5. Do you see Lara Croft as a role model at all?
Lara is strong, smart and she has an attitude (fight for what she wants), so yes. :)

dinne
17-01-17, 02:30
Ok, but since the 3 eras are so different and made for different kinds of customers, I don't know if you're interested on my opinion since I talk only about the Core series (I'm only a fan of it).

• 1. I started at age 7 with TR2 in about 1998-1999. It was love at first sight.
• 2. Tomb Raider is my hobby, I think about it everyday. I am disappointed with the Crystal's products and I feel that TR is ended up with Core, but the fanbase is still living after all these years like if it was yesterday. I love the games and I felt so much joy when I discovered a so huge fanbase still alive and that has created so many TRLE custom games and also so many patches and... It restored my resignment about the series (I don't hope in Crystal, I hope in the fan's products).
• 3. Since I was very much into climbing, jumping, exploring and risking, sometimes I secretly imagined to be Lara. :) And it also afflicted deeply my life since one of my true goals in the life is to create a very high quality fan game in the original style simulating the natural evolution of it. I also love the poweful 90s, so. I also have studied in a ITC to get closer to videogames, and I'm also an artist by default. Now I'm studying 3D from 6 months about and guess what my motivation to learn and continue is to create a 3D Lara model. So yes, TR afflicted my life in a productive way.
• 4. When I play to the Core ones I feel so free, but also motivated to complete the challenges (a thing that LAU series doesn't give to me). Playing TRs restores me, in fact I take long pauses of years before replaying an entire title, in order to "forget" the most of it :D I also want to be IN the videogame and the full controls that we have on Core Lara in that so precise environment absorbs me totally.
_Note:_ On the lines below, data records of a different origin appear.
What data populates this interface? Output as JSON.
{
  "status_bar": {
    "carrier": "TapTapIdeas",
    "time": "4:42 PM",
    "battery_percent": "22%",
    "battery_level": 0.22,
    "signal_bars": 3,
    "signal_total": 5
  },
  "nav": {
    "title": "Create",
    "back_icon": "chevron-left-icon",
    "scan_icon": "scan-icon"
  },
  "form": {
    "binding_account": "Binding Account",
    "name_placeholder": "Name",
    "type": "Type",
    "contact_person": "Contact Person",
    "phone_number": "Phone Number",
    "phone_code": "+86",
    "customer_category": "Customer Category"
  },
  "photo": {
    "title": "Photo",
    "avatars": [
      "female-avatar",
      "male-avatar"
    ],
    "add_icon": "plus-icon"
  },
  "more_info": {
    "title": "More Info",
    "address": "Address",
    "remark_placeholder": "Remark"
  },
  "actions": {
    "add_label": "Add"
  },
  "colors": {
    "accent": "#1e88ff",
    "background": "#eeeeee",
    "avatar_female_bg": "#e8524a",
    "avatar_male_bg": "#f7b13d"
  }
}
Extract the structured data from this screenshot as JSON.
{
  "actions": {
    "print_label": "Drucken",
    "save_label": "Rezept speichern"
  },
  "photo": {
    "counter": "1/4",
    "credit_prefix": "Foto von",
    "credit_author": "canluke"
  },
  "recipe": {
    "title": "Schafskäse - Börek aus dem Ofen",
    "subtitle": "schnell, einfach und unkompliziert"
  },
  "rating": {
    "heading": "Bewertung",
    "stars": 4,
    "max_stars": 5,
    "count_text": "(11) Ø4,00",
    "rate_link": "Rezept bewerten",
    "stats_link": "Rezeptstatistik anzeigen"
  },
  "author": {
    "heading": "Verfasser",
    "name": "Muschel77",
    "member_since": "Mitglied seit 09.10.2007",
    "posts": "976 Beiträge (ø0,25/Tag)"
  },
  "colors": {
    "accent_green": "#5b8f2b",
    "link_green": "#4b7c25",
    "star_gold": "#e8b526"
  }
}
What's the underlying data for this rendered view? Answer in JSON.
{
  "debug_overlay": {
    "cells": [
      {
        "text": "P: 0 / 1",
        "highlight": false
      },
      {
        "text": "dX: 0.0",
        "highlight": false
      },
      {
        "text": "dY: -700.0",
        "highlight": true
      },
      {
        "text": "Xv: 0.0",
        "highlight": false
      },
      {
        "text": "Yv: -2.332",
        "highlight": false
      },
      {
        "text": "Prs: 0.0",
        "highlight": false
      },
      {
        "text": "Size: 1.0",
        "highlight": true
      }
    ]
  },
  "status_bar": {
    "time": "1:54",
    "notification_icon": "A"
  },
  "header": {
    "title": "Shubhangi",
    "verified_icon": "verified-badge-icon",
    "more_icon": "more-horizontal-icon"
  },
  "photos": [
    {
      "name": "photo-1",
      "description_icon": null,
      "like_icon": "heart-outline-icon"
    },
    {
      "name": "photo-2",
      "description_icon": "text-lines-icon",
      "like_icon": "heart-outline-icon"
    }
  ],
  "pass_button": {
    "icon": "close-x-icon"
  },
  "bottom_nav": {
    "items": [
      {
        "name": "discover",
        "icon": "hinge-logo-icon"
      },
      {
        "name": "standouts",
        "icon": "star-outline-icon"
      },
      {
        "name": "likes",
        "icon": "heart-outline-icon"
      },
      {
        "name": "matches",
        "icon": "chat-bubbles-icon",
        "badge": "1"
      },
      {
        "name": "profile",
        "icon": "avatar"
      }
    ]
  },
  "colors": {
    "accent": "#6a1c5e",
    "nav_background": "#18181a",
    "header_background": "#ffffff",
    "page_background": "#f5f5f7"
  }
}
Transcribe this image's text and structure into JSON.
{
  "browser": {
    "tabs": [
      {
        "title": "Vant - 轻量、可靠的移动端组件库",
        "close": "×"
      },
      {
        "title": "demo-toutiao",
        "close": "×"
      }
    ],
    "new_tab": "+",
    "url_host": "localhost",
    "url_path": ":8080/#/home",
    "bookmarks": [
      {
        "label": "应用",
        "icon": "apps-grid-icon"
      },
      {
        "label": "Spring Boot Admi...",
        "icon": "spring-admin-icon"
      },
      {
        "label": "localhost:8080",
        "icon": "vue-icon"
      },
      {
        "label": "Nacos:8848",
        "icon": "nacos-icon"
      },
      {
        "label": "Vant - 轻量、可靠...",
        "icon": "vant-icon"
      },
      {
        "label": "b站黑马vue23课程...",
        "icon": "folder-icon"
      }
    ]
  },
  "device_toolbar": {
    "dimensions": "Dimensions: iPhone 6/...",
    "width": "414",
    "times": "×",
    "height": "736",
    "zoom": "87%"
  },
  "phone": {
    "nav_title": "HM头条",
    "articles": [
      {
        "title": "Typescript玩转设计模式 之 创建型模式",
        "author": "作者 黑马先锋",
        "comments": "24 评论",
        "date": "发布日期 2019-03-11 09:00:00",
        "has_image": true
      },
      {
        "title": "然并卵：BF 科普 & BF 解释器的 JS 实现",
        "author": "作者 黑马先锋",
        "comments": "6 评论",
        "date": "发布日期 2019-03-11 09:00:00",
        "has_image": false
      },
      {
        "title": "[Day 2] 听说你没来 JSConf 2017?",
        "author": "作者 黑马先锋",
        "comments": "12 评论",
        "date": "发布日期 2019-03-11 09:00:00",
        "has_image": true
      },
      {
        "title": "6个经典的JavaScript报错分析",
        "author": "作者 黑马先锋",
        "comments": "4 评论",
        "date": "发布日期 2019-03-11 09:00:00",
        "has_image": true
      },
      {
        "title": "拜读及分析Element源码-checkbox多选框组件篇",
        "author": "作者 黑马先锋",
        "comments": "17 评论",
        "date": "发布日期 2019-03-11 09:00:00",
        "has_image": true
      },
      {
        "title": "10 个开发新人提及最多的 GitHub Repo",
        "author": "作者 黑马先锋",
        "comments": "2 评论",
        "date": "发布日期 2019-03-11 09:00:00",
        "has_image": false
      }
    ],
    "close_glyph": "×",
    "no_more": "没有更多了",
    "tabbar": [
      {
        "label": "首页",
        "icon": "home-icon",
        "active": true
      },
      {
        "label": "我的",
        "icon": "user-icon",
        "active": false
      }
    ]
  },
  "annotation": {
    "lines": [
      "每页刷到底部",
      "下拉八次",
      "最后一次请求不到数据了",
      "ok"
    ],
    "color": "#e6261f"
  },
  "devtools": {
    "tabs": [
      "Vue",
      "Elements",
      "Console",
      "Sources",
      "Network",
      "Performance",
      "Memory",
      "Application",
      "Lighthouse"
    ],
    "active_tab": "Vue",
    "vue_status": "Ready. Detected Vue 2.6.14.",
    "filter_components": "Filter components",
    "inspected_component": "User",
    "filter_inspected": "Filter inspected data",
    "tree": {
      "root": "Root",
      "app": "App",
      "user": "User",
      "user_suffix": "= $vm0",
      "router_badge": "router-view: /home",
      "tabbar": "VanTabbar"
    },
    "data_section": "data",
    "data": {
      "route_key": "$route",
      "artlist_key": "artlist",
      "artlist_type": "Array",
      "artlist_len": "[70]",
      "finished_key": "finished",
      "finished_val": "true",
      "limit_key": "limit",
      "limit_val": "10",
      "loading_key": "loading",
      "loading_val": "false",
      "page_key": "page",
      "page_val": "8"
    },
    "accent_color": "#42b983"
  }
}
• 5. Uhm... Not properly. She is only the "portrait" of a role model, to be precise, because she's exaggerately inhuman like all the heroes of the old western comics and also her circumnstances are impossible. She perfectly fits into the sparkling 90s as style. She represents an unique role that Crystal didn't reproduced: she's like a classy man in a female body, she doesn't need to show you that she "can do it" like in LAU, in Core she smiles with serenity and proudness because she "already done it"! She was unreachable, alone, independent totally from the gender roles. She never filrts over than the AOD cutscenes, and she doesn't uses her sexyiness to obtain a different treatment, she's treated like a man, she shows that having huge boobs doesn't imply that you have to stay in the comfy subordinated role, but that you can be so much bold that neither huge boobies afflict the power that you have. Core Lara is the only character in the videogame's industry where her behaviour and personality surpasses her huge boobs, curvy hips and small waist. Her supposely sexy exaggerated body is the thing that adds the final proof of that. I mean, the whole series would be exactly the same with a male character or a girl with no boobs at all, so it was possible to add huge boobs freely with no sexual meaning, just only because she can have them freely. It's a very arrogant thing against all sorts of gender inequity, it's like kidding it, it's like a slap. (Considering that, often, the goal nowadays is to "hide" the woman from the men and the sex, so it's like escaping, not facing, nor surpassing) and she also doesn't need the feminism censoships on her body to be still independent and badass, because her boobs are unrelated to gender roles. She simply has so much power to not give a fk. We don't see something similar elsewhere, they have dared over the line. I think that the "model" we can take is the meaning that I said, that is absorbed from many fans even without realizing. Resuming: the most meaningful boobs ever.